=== Section Start ===
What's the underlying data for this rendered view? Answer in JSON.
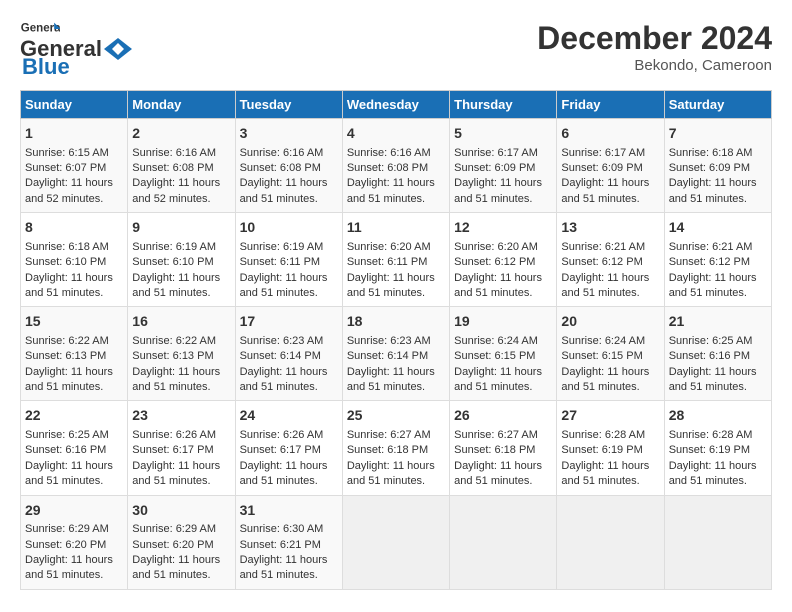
{
  "header": {
    "logo_line1": "General",
    "logo_line2": "Blue",
    "title": "December 2024",
    "subtitle": "Bekondo, Cameroon"
  },
  "days_of_week": [
    "Sunday",
    "Monday",
    "Tuesday",
    "Wednesday",
    "Thursday",
    "Friday",
    "Saturday"
  ],
  "weeks": [
    [
      {
        "day": 1,
        "rise": "6:15 AM",
        "set": "6:07 PM",
        "hours": "11",
        "mins": "52"
      },
      {
        "day": 2,
        "rise": "6:16 AM",
        "set": "6:08 PM",
        "hours": "11",
        "mins": "52"
      },
      {
        "day": 3,
        "rise": "6:16 AM",
        "set": "6:08 PM",
        "hours": "11",
        "mins": "51"
      },
      {
        "day": 4,
        "rise": "6:16 AM",
        "set": "6:08 PM",
        "hours": "11",
        "mins": "51"
      },
      {
        "day": 5,
        "rise": "6:17 AM",
        "set": "6:09 PM",
        "hours": "11",
        "mins": "51"
      },
      {
        "day": 6,
        "rise": "6:17 AM",
        "set": "6:09 PM",
        "hours": "11",
        "mins": "51"
      },
      {
        "day": 7,
        "rise": "6:18 AM",
        "set": "6:09 PM",
        "hours": "11",
        "mins": "51"
      }
    ],
    [
      {
        "day": 8,
        "rise": "6:18 AM",
        "set": "6:10 PM",
        "hours": "11",
        "mins": "51"
      },
      {
        "day": 9,
        "rise": "6:19 AM",
        "set": "6:10 PM",
        "hours": "11",
        "mins": "51"
      },
      {
        "day": 10,
        "rise": "6:19 AM",
        "set": "6:11 PM",
        "hours": "11",
        "mins": "51"
      },
      {
        "day": 11,
        "rise": "6:20 AM",
        "set": "6:11 PM",
        "hours": "11",
        "mins": "51"
      },
      {
        "day": 12,
        "rise": "6:20 AM",
        "set": "6:12 PM",
        "hours": "11",
        "mins": "51"
      },
      {
        "day": 13,
        "rise": "6:21 AM",
        "set": "6:12 PM",
        "hours": "11",
        "mins": "51"
      },
      {
        "day": 14,
        "rise": "6:21 AM",
        "set": "6:12 PM",
        "hours": "11",
        "mins": "51"
      }
    ],
    [
      {
        "day": 15,
        "rise": "6:22 AM",
        "set": "6:13 PM",
        "hours": "11",
        "mins": "51"
      },
      {
        "day": 16,
        "rise": "6:22 AM",
        "set": "6:13 PM",
        "hours": "11",
        "mins": "51"
      },
      {
        "day": 17,
        "rise": "6:23 AM",
        "set": "6:14 PM",
        "hours": "11",
        "mins": "51"
      },
      {
        "day": 18,
        "rise": "6:23 AM",
        "set": "6:14 PM",
        "hours": "11",
        "mins": "51"
      },
      {
        "day": 19,
        "rise": "6:24 AM",
        "set": "6:15 PM",
        "hours": "11",
        "mins": "51"
      },
      {
        "day": 20,
        "rise": "6:24 AM",
        "set": "6:15 PM",
        "hours": "11",
        "mins": "51"
      },
      {
        "day": 21,
        "rise": "6:25 AM",
        "set": "6:16 PM",
        "hours": "11",
        "mins": "51"
      }
    ],
    [
      {
        "day": 22,
        "rise": "6:25 AM",
        "set": "6:16 PM",
        "hours": "11",
        "mins": "51"
      },
      {
        "day": 23,
        "rise": "6:26 AM",
        "set": "6:17 PM",
        "hours": "11",
        "mins": "51"
      },
      {
        "day": 24,
        "rise": "6:26 AM",
        "set": "6:17 PM",
        "hours": "11",
        "mins": "51"
      },
      {
        "day": 25,
        "rise": "6:27 AM",
        "set": "6:18 PM",
        "hours": "11",
        "mins": "51"
      },
      {
        "day": 26,
        "rise": "6:27 AM",
        "set": "6:18 PM",
        "hours": "11",
        "mins": "51"
      },
      {
        "day": 27,
        "rise": "6:28 AM",
        "set": "6:19 PM",
        "hours": "11",
        "mins": "51"
      },
      {
        "day": 28,
        "rise": "6:28 AM",
        "set": "6:19 PM",
        "hours": "11",
        "mins": "51"
      }
    ],
    [
      {
        "day": 29,
        "rise": "6:29 AM",
        "set": "6:20 PM",
        "hours": "11",
        "mins": "51"
      },
      {
        "day": 30,
        "rise": "6:29 AM",
        "set": "6:20 PM",
        "hours": "11",
        "mins": "51"
      },
      {
        "day": 31,
        "rise": "6:30 AM",
        "set": "6:21 PM",
        "hours": "11",
        "mins": "51"
      },
      null,
      null,
      null,
      null
    ]
  ]
}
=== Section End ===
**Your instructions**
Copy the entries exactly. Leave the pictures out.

**Written solution**
What's the underlying data for this rendered view? Answer in JSON.
{
  "header": {
    "logo_line1": "General",
    "logo_line2": "Blue",
    "title": "December 2024",
    "subtitle": "Bekondo, Cameroon"
  },
  "days_of_week": [
    "Sunday",
    "Monday",
    "Tuesday",
    "Wednesday",
    "Thursday",
    "Friday",
    "Saturday"
  ],
  "weeks": [
    [
      {
        "day": 1,
        "rise": "6:15 AM",
        "set": "6:07 PM",
        "hours": "11",
        "mins": "52"
      },
      {
        "day": 2,
        "rise": "6:16 AM",
        "set": "6:08 PM",
        "hours": "11",
        "mins": "52"
      },
      {
        "day": 3,
        "rise": "6:16 AM",
        "set": "6:08 PM",
        "hours": "11",
        "mins": "51"
      },
      {
        "day": 4,
        "rise": "6:16 AM",
        "set": "6:08 PM",
        "hours": "11",
        "mins": "51"
      },
      {
        "day": 5,
        "rise": "6:17 AM",
        "set": "6:09 PM",
        "hours": "11",
        "mins": "51"
      },
      {
        "day": 6,
        "rise": "6:17 AM",
        "set": "6:09 PM",
        "hours": "11",
        "mins": "51"
      },
      {
        "day": 7,
        "rise": "6:18 AM",
        "set": "6:09 PM",
        "hours": "11",
        "mins": "51"
      }
    ],
    [
      {
        "day": 8,
        "rise": "6:18 AM",
        "set": "6:10 PM",
        "hours": "11",
        "mins": "51"
      },
      {
        "day": 9,
        "rise": "6:19 AM",
        "set": "6:10 PM",
        "hours": "11",
        "mins": "51"
      },
      {
        "day": 10,
        "rise": "6:19 AM",
        "set": "6:11 PM",
        "hours": "11",
        "mins": "51"
      },
      {
        "day": 11,
        "rise": "6:20 AM",
        "set": "6:11 PM",
        "hours": "11",
        "mins": "51"
      },
      {
        "day": 12,
        "rise": "6:20 AM",
        "set": "6:12 PM",
        "hours": "11",
        "mins": "51"
      },
      {
        "day": 13,
        "rise": "6:21 AM",
        "set": "6:12 PM",
        "hours": "11",
        "mins": "51"
      },
      {
        "day": 14,
        "rise": "6:21 AM",
        "set": "6:12 PM",
        "hours": "11",
        "mins": "51"
      }
    ],
    [
      {
        "day": 15,
        "rise": "6:22 AM",
        "set": "6:13 PM",
        "hours": "11",
        "mins": "51"
      },
      {
        "day": 16,
        "rise": "6:22 AM",
        "set": "6:13 PM",
        "hours": "11",
        "mins": "51"
      },
      {
        "day": 17,
        "rise": "6:23 AM",
        "set": "6:14 PM",
        "hours": "11",
        "mins": "51"
      },
      {
        "day": 18,
        "rise": "6:23 AM",
        "set": "6:14 PM",
        "hours": "11",
        "mins": "51"
      },
      {
        "day": 19,
        "rise": "6:24 AM",
        "set": "6:15 PM",
        "hours": "11",
        "mins": "51"
      },
      {
        "day": 20,
        "rise": "6:24 AM",
        "set": "6:15 PM",
        "hours": "11",
        "mins": "51"
      },
      {
        "day": 21,
        "rise": "6:25 AM",
        "set": "6:16 PM",
        "hours": "11",
        "mins": "51"
      }
    ],
    [
      {
        "day": 22,
        "rise": "6:25 AM",
        "set": "6:16 PM",
        "hours": "11",
        "mins": "51"
      },
      {
        "day": 23,
        "rise": "6:26 AM",
        "set": "6:17 PM",
        "hours": "11",
        "mins": "51"
      },
      {
        "day": 24,
        "rise": "6:26 AM",
        "set": "6:17 PM",
        "hours": "11",
        "mins": "51"
      },
      {
        "day": 25,
        "rise": "6:27 AM",
        "set": "6:18 PM",
        "hours": "11",
        "mins": "51"
      },
      {
        "day": 26,
        "rise": "6:27 AM",
        "set": "6:18 PM",
        "hours": "11",
        "mins": "51"
      },
      {
        "day": 27,
        "rise": "6:28 AM",
        "set": "6:19 PM",
        "hours": "11",
        "mins": "51"
      },
      {
        "day": 28,
        "rise": "6:28 AM",
        "set": "6:19 PM",
        "hours": "11",
        "mins": "51"
      }
    ],
    [
      {
        "day": 29,
        "rise": "6:29 AM",
        "set": "6:20 PM",
        "hours": "11",
        "mins": "51"
      },
      {
        "day": 30,
        "rise": "6:29 AM",
        "set": "6:20 PM",
        "hours": "11",
        "mins": "51"
      },
      {
        "day": 31,
        "rise": "6:30 AM",
        "set": "6:21 PM",
        "hours": "11",
        "mins": "51"
      },
      null,
      null,
      null,
      null
    ]
  ]
}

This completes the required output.